The PeachDish Magazine

We hope you enjoy the stories within

PeachDish Magazine: Fall 2016 Issue

The Values Issue


No one we know embodies community more than Suzi Sheffield of Beautiful Briny Sea. Not only is she an integral part of PeachDish’s community as the creator of PeachDish Salt,but she is also a beloved champion of the good food community of Atlanta and beyond.


We showcase those who are driven by the intention of sharing their ethical practices for all to see. James Beard Award-winning writer Wendell Brock explores transparency with the story of Josh Davis, whose Frolona Farm is the major pork supplier for PeachDish meals.


We consult with experts to educate consumers on wholesome ingredients and healthy tips. Mary Alice Shreve, R.D., L.D., spotlights wellness by focusing on one of her favorite topics: superfoods.


We highlight those with a purpose-driven mission so as to inspire others.John Fleer’s authenticity shines through in Wyatt Williams’ piece about the chef and his Asheville, N.C., restaurants.

PeachDish Magazine: Spring/Summer 2017 Issue

The Authenticity Issue

The Farmer & The Seeker

Returning to his roots, Matthew Raiford explores his place between heritage and legacy. Raiford calls himself a “chefarmer”—a blend between chef and farmer. In addition to the farm, he and his partner Sage own The Farmer & The Larder, a restaurant in slowly reviving historic downtown Brunswick.

Red Beans and Rice, Done Right

At least once a week, writer-photographer Pableaux Johnson invites ten diners to sit around his old New Orleans table for a shared meal. If it’s aMondaynight, and even sometimes when it’s not, Johnson makes red beans and rice for supper. His perfect pot?  “First, it starts with the beans."

Table Talk

Cookbook author Cynthia Graubart never dreamt of writing recipes as a child, but from college and beyond, she wanted to help people get to the table. Cynthia says the best meals come with conversation.

The Joy of Being Yourself: Natalie Keng’s Chinese Southern Belle

"If you want to get to the authentic center of a person," says Natalie Keng, "you should start by taking a look at what’s on their plate. I've had folks tell me flat out, you cannot be authentically Chinese and Southern.

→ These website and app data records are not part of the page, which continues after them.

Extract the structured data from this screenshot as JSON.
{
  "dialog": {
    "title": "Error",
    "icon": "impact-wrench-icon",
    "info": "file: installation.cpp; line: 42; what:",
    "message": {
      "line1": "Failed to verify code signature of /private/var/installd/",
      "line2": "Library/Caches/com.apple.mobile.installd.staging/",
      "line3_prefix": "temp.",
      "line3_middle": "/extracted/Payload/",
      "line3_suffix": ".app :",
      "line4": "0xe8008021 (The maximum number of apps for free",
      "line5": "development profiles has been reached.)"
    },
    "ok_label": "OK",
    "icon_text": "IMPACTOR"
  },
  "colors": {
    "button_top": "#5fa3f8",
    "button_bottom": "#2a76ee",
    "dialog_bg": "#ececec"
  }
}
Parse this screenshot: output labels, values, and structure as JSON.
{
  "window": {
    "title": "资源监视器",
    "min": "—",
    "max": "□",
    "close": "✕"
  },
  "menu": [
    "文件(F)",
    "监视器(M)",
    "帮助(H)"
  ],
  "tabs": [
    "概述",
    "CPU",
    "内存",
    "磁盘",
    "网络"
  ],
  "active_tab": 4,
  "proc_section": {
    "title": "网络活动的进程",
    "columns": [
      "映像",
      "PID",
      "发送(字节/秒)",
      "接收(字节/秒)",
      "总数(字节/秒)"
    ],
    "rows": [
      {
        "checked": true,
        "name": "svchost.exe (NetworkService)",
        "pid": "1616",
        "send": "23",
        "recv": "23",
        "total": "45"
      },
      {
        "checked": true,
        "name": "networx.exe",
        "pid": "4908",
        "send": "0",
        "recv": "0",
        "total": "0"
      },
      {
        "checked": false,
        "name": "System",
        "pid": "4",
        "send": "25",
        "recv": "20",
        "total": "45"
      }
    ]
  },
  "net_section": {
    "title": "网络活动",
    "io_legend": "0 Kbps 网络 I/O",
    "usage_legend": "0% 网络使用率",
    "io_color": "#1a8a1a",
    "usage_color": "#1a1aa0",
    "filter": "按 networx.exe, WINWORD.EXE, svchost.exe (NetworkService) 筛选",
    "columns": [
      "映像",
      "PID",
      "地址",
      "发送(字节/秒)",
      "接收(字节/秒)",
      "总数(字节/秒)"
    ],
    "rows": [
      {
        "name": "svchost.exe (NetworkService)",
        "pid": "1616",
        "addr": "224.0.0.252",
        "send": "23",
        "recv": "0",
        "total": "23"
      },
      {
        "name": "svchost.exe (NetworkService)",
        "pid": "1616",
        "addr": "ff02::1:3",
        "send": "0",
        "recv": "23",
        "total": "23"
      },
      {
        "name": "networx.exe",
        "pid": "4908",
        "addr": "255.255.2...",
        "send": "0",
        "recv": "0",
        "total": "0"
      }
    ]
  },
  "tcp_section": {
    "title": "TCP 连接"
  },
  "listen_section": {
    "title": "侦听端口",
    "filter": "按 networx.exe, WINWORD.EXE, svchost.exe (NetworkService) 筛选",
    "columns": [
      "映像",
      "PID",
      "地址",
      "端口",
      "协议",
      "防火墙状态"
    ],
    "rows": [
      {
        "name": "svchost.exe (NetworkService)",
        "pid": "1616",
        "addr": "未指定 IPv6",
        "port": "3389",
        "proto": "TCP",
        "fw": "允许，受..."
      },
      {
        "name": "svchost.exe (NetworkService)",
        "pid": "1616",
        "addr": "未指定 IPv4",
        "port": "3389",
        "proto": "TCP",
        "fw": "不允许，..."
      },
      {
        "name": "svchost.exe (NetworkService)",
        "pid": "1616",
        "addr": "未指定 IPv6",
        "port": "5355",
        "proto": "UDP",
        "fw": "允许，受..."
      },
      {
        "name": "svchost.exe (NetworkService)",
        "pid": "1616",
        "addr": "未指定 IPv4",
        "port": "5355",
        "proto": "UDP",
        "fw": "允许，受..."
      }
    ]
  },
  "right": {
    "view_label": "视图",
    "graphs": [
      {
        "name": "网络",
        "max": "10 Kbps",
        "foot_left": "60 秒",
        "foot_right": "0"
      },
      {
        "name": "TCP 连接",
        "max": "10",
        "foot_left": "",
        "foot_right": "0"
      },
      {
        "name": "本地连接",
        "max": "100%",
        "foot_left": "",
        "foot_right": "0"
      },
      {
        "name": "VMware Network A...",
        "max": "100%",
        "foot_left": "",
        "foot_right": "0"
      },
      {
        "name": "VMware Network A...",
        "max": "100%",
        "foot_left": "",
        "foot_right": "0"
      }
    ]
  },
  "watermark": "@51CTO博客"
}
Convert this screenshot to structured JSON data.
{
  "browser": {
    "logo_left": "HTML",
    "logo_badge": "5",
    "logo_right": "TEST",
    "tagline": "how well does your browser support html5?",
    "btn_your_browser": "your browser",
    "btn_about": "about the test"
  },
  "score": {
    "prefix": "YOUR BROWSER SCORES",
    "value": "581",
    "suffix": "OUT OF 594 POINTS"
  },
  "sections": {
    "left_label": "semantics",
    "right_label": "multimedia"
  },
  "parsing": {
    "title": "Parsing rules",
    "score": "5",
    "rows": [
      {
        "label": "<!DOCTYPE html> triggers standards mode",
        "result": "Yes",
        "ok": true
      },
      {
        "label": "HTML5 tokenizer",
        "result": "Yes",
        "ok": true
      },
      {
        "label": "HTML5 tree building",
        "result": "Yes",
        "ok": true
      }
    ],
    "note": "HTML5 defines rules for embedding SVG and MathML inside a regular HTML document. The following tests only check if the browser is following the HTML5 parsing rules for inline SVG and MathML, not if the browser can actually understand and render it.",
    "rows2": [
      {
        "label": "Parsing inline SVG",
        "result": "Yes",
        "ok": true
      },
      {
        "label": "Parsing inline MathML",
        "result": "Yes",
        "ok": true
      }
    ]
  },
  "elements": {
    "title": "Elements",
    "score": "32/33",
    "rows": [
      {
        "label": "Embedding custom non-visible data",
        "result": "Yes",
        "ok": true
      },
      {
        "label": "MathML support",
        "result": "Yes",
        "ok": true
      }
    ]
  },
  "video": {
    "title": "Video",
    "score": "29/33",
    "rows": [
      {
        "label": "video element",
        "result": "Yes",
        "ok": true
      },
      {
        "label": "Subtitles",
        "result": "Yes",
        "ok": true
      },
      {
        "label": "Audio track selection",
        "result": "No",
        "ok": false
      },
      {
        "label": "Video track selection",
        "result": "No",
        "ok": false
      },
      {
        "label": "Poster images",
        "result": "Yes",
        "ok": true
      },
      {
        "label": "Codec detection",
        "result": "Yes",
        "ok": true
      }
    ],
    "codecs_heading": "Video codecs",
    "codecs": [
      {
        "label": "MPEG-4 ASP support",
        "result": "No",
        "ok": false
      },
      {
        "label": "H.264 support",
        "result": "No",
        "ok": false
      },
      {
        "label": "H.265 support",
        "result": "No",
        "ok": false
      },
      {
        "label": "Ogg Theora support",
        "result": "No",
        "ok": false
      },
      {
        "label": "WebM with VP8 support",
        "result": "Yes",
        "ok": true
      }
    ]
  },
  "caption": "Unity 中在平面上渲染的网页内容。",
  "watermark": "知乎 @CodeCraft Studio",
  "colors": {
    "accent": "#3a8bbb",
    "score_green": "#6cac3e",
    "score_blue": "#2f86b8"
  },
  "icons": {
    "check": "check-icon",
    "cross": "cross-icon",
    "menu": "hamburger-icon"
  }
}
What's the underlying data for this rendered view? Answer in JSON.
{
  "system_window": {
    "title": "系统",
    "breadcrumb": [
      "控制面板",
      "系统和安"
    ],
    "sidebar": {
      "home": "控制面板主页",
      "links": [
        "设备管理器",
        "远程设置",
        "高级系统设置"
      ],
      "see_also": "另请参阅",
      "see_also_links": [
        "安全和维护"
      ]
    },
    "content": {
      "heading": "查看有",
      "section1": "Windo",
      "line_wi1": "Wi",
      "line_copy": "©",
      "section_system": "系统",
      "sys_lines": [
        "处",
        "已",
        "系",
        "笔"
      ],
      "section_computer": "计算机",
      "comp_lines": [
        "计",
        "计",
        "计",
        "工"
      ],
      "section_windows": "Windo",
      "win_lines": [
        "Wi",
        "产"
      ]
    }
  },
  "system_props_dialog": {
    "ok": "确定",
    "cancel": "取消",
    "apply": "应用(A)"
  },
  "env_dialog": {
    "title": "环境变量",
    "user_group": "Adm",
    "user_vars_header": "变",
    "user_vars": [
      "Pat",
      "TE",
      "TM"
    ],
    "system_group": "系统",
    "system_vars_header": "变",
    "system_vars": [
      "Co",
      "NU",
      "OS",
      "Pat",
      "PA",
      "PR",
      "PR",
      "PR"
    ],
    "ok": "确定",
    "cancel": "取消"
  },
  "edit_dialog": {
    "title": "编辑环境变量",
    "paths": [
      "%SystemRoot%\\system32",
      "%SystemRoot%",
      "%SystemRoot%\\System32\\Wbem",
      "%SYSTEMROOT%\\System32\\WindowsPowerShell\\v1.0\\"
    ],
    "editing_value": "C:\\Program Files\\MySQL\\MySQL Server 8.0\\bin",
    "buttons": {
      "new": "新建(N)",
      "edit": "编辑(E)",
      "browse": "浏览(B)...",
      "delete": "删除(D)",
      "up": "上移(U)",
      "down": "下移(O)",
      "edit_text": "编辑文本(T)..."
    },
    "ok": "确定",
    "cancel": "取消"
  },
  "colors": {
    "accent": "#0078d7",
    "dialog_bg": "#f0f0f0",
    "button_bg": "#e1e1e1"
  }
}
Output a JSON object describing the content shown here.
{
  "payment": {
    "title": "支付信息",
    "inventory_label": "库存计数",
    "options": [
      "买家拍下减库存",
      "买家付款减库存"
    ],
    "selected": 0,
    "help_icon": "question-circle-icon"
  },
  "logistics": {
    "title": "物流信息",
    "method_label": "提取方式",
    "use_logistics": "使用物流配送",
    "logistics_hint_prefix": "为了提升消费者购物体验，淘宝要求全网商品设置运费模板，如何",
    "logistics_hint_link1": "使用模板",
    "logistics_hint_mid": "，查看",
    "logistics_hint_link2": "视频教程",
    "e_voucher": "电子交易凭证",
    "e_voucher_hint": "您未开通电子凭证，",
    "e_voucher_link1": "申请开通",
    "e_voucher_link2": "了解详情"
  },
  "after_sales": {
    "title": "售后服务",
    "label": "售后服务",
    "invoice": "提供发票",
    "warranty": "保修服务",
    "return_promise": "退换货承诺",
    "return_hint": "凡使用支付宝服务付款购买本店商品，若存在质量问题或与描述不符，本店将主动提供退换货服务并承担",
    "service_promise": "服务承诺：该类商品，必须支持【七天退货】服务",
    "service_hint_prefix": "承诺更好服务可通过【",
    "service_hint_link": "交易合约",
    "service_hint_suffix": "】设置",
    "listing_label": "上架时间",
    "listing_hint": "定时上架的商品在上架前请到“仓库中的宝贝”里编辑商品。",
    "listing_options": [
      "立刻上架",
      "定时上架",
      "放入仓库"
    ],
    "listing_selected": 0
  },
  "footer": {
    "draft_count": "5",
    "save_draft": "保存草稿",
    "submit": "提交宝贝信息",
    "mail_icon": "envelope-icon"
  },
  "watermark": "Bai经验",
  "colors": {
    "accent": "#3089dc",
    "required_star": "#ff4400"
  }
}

Well, that's who I am, and it's authentic to me, just like mom's Hot Hunan Catfish or dad's egg rolls and sweet tea."